Land-based salmon farming: Is it the next big thing or a pipe dream?
That is the question explored in the new IntraFish Business Intelligence report: “Land-Based Salmon Farming: A Guide for Investors and Industry".
Much has happened in the recirculating aquaculture systems (RAS) technology space since IntraFish published it first comprehensive report on the sector more than a year ago.
Back then, analysts were projecting that 20 developing land-based operations carried a capacity to produce roughly $150,000 metric tons of salmon.
For this report, IntraFish identified 41 land-based projects, which combined, would produce roughly 789,786 metric tons of Atlantic salmon if all of them become fully operational and produced their maximum projected output.
The more than fivefold increase in potential biomass, while extremely optimistic, suggests the enthusiasm and investment flowing into the sector.

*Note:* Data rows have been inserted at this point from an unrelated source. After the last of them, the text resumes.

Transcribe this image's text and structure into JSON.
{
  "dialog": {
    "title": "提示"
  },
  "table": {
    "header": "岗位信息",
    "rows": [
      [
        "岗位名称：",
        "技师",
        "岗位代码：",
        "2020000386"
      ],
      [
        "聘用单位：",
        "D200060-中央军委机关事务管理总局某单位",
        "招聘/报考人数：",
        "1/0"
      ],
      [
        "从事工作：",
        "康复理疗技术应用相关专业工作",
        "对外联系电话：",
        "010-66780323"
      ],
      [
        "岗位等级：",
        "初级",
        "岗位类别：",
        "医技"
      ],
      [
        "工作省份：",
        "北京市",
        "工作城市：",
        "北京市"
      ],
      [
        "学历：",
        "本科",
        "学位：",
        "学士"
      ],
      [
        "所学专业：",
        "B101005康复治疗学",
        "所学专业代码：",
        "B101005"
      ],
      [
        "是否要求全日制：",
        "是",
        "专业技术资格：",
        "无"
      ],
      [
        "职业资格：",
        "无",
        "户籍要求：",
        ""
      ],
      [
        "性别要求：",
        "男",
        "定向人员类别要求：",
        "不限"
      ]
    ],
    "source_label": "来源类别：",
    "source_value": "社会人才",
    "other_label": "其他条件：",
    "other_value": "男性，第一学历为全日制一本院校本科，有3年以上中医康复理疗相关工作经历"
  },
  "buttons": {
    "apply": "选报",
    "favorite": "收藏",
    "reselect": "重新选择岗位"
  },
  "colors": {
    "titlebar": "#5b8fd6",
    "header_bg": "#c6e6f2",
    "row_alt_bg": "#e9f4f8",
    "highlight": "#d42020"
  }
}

The debate about the economic viability of land- based salmon farming has been one of the most hotly contested topics in aquaculture in recent years. In the past, some of the largest netpen salmon farming companies in the world argued land-based farming would never work, saying operational costs are simply too high, there’s already not enough land to farm traditional crops, and the benefits don’t outweigh the negatives.
But high demand and prices, along with flattening global production, biological challenges and increasing production costs, along with the massive development of the RAS technology employed at these facilities, has shifted that perception somewhat.
RAS technology employed for salmon smolt production is already exploding. Big salmon farmers are investing millions and are seeing success, using the technology to complement their well-established net-pen operations around the world. The use of RAS to raise smolts helps alleviate some of the most pressing problems facing net-pen farmers. By growing the smolts larger before transferring them to sea cages, costs of production can be lowered by reducing treatments for lice and disease.
However, raising salmon through the fish’s entire life cycle to market size in commercially significant volumes still has a long way to go.
Will land- based farms fill the gap? They’ll most certainly make an impact in markets such as the United States and China. But there are still plenty of challenges and the next five years will be a steep learning curve for everyone involved.
This report includes:
- A focus on the history of land-based salmon farming
- Detailed overview of how RAS technology works
- A cost comparison between land-based production and traditional netpen production
- A listing and profiles of the largest RAS technology suppliers
- A listing and profiles of the world’s land-based salmon producers
- An examination of the investment rationale for and against land-based farming
- A 21-article collection of the most recent and relevant IntraFish stories related to RAS